The DNA is the blueprint to build and operate each individual bacterium, plant, animal, and person. Decoding the information contained in the DNA requires a process called ‘transcription’. Transcription needs to happen at the right time and in the right place. Otherwise, humans can get diseases such as cancer, diabetes, and developmental abnormalities. But how are specific DNA programs transcribed to develop a functional organ, or to allow our body to adapt to a changing environment?
My lab studies ‘Mediator’, a molecular machine that is absolutely critical for transcription: without it, the information contained in DNA cannot be not properly read. Accordingly, Mediator genes are mutated or deregulated in many human diseases. But how exactly these Mediator mutations contribute to disease is not well understood.
We want to delineate how Mediator assures normal development, prevents disease, and promotes healthy aging.

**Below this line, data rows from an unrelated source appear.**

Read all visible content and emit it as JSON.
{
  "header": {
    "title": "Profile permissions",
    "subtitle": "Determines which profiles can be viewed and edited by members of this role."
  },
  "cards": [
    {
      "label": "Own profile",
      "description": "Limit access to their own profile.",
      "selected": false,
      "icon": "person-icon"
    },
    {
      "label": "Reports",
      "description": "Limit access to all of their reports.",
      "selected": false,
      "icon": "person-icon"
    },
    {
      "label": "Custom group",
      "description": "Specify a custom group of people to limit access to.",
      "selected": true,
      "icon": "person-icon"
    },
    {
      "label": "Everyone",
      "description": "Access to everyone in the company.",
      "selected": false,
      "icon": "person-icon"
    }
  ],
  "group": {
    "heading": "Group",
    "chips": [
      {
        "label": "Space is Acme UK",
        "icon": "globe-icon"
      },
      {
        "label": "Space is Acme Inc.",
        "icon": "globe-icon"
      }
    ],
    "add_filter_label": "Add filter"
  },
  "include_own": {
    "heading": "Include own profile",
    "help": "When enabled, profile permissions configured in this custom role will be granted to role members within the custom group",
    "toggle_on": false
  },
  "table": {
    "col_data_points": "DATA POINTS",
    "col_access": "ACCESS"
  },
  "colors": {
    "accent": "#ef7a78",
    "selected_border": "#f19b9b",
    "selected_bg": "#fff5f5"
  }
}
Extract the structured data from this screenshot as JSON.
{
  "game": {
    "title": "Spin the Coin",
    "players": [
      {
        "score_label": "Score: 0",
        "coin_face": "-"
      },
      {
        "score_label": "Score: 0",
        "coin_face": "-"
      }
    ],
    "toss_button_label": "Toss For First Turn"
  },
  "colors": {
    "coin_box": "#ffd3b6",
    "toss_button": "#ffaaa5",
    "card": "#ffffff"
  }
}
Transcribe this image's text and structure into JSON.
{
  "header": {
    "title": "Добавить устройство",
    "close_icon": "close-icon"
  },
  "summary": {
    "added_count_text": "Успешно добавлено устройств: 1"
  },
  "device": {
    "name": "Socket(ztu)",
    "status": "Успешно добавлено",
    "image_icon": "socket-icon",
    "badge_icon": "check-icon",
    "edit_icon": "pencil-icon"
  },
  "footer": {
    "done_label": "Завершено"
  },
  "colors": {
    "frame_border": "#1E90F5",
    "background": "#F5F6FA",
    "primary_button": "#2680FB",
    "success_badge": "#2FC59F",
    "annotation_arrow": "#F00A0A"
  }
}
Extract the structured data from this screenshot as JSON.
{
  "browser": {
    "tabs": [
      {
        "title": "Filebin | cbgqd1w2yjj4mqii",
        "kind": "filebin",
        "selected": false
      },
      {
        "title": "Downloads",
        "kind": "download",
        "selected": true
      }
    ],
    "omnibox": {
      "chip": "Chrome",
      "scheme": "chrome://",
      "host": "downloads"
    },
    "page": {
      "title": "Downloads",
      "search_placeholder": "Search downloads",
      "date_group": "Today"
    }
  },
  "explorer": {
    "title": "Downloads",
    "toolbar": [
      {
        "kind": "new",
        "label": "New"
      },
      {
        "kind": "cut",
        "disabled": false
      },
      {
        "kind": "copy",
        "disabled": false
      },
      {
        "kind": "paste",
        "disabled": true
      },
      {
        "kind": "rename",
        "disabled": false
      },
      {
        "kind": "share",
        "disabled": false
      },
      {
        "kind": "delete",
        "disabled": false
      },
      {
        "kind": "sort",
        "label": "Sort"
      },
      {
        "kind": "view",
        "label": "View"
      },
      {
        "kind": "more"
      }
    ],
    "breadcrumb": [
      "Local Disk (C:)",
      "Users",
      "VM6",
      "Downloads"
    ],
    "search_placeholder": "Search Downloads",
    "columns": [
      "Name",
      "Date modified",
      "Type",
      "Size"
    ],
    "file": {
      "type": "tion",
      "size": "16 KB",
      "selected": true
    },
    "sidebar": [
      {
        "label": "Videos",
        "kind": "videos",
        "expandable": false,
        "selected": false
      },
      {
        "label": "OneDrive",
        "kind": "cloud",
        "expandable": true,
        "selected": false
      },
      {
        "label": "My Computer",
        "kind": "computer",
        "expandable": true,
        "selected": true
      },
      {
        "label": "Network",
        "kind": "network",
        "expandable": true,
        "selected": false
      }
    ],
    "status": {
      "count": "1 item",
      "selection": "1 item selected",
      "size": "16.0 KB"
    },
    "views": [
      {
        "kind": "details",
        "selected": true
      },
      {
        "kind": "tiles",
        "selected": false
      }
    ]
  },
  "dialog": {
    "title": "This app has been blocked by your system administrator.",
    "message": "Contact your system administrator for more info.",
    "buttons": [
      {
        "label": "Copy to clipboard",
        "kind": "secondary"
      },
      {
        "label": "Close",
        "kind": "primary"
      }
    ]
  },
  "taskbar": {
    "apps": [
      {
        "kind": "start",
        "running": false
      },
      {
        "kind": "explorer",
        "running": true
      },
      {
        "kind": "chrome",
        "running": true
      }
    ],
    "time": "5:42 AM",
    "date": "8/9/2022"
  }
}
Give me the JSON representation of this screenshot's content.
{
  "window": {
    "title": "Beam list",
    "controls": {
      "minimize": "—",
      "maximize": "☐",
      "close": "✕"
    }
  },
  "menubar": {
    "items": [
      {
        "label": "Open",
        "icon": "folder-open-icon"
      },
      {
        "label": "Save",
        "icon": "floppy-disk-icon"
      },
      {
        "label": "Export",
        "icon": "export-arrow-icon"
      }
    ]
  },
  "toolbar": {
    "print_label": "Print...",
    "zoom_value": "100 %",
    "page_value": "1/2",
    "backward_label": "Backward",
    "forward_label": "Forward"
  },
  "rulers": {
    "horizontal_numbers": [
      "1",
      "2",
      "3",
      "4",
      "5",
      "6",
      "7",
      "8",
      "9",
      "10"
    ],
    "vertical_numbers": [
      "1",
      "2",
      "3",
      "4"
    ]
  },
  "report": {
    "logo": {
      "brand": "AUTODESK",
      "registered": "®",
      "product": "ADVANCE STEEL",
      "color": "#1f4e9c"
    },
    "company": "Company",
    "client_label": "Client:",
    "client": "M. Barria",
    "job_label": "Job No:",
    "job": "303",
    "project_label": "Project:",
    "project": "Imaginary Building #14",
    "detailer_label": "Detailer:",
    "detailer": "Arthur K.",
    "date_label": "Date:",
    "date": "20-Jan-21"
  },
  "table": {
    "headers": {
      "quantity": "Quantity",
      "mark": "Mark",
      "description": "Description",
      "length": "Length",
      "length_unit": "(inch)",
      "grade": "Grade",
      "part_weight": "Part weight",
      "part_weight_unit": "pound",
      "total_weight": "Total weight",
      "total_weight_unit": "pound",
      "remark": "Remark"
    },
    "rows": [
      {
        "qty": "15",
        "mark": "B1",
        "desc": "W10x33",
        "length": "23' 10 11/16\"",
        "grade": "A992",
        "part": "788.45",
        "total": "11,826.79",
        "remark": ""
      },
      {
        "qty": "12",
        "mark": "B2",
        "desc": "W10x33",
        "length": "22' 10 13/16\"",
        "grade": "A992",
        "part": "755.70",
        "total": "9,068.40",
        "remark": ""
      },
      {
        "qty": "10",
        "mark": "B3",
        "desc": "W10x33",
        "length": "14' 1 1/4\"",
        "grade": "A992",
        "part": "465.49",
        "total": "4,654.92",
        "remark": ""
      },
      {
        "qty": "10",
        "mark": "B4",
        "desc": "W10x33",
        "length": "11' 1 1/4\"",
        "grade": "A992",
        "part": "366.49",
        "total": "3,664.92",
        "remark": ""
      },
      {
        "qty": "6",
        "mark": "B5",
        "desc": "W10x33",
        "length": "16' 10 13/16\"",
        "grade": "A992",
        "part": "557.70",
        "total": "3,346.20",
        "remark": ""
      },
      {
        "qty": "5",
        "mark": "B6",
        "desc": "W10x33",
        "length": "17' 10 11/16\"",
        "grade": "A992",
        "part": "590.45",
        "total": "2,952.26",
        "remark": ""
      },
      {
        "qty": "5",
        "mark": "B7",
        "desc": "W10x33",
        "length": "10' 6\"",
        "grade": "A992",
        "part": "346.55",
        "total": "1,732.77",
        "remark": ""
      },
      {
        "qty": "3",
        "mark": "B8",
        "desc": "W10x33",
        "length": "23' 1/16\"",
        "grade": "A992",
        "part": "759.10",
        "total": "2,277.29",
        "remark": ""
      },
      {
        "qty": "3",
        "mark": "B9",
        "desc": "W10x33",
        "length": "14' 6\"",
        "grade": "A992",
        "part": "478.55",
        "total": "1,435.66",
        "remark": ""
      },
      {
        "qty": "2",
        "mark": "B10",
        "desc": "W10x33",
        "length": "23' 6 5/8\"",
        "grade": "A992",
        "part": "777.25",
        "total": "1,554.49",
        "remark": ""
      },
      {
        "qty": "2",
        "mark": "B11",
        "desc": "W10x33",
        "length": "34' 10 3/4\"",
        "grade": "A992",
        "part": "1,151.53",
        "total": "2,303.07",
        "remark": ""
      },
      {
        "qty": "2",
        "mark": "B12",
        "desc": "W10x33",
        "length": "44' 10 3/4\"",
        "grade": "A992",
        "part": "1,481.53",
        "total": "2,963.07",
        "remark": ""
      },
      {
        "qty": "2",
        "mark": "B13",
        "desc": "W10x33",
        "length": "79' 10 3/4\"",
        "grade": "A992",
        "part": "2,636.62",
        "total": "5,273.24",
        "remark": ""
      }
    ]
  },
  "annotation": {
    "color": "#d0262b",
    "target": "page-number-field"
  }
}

We use the worm Caenorhabditis elegans and the house mouse as animal models, because they share important aspects of human biology and because we can manipulate them with cutting-edge genetic methods. This way, we study how Mediator and its molecular partners regulate metabolism, help cells adapt to stress, control cell type specification and organ development, and prevent aging and age-associated decline. We anticipate that our work will lead to new entry points for therapies and drugs that can treat human diseases.
Canada Research Chair in Transcriptional Regulatory Networks (2009-2019)
- Jan A et al. eEF2K inhibition blocks Aβ42 neurotoxicity by promoting an NRF2 antioxidant response. Acta Neuropathologica, 133(1):101-119. PMID:27752775
- Grants et al. The Mediator Kinase Module Restrains Epidermal Growth Factor Receptor Signaling and Represses Vulval Cell Fate Specification in Caenorhabditis elegans. Genetics, 202(2):583-99. PMID:26715664
- Ding et al. s-Adenosylmethionine Levels Govern Innate Immunity through Distinct Methylation-Dependent Pathways. Cell Metabolism, 22(4):633-45. PMID:26321661
- Hou NS et al. Activation of the endoplasmic reticulum unfolded protein response by lipid disequilibrium without disturbed proteostasis in vivo. PNAS. 111(22):E2271-80. PMID:24843123
- Goh GYS et al. The conserved Mediator subunit MDT-15 is required for oxidative stress responses in C. elegans. Aging Cell, 13(1):70-79. PMID:23957350